__TASK REQUIREMENTS__. Return all lines in the data where the string "article" can be found.

__RECORDED DATA__.
-*-

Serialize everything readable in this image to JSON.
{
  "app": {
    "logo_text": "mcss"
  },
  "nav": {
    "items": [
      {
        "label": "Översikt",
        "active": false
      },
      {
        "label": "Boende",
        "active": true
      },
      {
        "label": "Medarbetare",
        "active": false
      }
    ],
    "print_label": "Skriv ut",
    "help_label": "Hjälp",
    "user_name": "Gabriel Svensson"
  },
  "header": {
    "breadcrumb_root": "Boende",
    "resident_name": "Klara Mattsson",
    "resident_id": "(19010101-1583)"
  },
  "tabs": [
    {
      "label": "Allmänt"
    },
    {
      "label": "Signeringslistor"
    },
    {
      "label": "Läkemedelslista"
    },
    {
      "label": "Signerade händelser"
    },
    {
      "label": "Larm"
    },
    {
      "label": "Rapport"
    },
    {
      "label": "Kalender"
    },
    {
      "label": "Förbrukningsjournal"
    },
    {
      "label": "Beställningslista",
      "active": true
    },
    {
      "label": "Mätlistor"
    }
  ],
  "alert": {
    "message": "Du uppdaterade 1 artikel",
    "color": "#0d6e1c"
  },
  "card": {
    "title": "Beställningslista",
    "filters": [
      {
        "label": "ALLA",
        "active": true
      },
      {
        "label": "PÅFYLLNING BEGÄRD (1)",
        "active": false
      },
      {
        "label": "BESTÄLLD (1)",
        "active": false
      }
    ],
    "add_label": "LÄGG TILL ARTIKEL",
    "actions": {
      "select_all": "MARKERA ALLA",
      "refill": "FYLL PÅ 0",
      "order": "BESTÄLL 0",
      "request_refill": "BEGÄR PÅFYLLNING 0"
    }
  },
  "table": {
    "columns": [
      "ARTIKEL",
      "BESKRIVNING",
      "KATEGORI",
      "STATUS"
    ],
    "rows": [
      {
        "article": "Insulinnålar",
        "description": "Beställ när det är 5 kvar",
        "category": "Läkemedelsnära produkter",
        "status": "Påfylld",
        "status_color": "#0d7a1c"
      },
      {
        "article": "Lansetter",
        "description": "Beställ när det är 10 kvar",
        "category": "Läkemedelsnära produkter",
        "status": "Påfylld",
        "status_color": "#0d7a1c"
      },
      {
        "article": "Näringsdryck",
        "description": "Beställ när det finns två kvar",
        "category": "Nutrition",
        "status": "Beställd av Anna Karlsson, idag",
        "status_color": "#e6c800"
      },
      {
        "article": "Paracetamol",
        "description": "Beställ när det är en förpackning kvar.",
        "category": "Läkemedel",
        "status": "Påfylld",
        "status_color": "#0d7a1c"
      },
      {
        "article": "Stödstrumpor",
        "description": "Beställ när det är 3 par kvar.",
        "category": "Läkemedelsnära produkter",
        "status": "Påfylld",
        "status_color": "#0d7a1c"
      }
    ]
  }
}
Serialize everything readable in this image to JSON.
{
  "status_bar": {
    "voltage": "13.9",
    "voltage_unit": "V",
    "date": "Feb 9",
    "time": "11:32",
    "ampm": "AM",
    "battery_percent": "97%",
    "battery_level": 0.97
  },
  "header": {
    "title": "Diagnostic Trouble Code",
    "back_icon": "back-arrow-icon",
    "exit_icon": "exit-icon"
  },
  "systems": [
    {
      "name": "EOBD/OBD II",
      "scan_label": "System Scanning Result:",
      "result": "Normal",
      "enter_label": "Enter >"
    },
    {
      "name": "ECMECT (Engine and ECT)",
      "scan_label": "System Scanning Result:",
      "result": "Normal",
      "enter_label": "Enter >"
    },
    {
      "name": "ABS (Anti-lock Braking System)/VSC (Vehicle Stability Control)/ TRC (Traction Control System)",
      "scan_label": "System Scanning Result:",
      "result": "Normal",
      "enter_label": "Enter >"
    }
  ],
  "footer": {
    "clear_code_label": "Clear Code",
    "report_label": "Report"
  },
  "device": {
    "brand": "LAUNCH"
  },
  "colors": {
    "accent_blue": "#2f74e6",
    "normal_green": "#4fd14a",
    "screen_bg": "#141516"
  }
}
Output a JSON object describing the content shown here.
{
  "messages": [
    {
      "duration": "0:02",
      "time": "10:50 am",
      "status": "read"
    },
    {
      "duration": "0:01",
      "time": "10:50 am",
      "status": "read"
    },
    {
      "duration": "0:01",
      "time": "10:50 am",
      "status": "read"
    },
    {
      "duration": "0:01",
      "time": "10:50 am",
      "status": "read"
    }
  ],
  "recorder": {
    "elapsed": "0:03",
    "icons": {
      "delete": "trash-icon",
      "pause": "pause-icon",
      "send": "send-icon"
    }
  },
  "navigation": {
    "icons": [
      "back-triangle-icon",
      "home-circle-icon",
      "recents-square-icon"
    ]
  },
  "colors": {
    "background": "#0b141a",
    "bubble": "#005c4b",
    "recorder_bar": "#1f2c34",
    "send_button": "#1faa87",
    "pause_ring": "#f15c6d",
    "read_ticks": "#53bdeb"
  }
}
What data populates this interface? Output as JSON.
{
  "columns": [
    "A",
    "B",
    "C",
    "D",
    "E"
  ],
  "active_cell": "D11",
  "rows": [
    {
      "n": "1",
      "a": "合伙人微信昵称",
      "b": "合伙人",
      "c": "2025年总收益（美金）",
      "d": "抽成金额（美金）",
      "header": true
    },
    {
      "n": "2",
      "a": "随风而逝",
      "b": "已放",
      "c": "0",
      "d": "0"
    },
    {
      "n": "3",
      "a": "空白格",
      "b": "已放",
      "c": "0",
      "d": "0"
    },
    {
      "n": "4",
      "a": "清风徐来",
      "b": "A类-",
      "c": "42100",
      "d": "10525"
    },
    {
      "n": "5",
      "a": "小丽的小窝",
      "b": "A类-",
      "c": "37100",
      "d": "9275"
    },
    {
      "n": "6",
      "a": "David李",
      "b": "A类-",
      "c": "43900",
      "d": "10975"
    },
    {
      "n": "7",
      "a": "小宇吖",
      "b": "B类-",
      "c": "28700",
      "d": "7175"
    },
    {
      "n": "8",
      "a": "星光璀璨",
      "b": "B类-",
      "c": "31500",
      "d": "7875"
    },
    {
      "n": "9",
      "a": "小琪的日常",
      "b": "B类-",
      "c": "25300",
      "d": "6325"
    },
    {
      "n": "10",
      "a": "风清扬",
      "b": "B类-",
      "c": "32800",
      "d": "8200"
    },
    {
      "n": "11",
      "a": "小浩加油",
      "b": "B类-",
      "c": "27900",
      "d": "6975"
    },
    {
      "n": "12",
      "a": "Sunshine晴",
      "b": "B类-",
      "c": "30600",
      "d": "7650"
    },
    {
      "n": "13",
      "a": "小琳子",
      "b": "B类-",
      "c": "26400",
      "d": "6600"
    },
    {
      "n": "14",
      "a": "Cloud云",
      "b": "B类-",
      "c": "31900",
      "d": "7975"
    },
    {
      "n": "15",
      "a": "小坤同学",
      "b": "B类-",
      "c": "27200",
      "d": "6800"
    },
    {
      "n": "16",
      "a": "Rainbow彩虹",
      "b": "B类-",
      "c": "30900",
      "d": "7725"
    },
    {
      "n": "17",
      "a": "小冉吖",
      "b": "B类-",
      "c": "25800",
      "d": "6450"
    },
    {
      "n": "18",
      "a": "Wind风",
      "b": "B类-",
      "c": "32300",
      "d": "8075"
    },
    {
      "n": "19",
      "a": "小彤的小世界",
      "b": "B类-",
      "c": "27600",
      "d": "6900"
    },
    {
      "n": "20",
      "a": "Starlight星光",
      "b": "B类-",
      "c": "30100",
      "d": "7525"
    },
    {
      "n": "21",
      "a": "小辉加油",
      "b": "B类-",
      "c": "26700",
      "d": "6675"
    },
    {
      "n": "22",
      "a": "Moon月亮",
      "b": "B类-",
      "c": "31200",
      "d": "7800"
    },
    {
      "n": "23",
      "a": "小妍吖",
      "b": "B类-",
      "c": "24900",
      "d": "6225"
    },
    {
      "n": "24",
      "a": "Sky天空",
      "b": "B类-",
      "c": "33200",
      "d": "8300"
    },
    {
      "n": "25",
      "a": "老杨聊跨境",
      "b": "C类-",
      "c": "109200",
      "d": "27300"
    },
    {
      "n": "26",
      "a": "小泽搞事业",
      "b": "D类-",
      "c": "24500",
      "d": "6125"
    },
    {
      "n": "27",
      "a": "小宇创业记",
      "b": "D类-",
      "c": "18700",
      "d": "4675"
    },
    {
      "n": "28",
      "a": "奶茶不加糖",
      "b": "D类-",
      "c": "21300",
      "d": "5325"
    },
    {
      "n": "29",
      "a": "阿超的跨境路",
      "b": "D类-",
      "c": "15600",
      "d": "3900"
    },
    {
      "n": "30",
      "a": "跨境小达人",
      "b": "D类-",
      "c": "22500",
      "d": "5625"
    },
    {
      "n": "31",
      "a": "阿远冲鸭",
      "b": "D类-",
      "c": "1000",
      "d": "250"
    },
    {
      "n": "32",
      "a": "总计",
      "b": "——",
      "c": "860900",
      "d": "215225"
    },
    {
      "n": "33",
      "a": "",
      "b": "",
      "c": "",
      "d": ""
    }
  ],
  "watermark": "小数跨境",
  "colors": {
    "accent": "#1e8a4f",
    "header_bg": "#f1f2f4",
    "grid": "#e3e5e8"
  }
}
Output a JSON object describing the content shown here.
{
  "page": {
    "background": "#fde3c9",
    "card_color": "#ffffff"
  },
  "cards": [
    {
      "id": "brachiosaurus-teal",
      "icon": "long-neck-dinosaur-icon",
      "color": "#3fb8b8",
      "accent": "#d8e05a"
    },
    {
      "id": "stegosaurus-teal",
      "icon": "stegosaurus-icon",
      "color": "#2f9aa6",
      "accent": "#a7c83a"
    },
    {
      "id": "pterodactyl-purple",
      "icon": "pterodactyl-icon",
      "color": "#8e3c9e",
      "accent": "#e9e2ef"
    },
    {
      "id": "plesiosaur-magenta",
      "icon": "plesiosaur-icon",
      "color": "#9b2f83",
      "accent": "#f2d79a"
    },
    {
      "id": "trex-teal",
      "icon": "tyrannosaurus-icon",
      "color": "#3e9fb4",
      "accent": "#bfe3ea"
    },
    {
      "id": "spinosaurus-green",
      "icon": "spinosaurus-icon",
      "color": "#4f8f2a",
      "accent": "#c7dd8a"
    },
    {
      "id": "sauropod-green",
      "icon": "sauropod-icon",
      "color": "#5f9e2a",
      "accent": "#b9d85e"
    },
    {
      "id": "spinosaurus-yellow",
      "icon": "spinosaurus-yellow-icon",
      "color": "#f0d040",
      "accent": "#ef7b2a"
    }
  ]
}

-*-

__SOLUTION TO THIS TASK__.
        "article": "Insulinnålar",
        "article": "Lansetter",
        "article": "Näringsdryck",
        "article": "Paracetamol",
        "article": "Stödstrumpor",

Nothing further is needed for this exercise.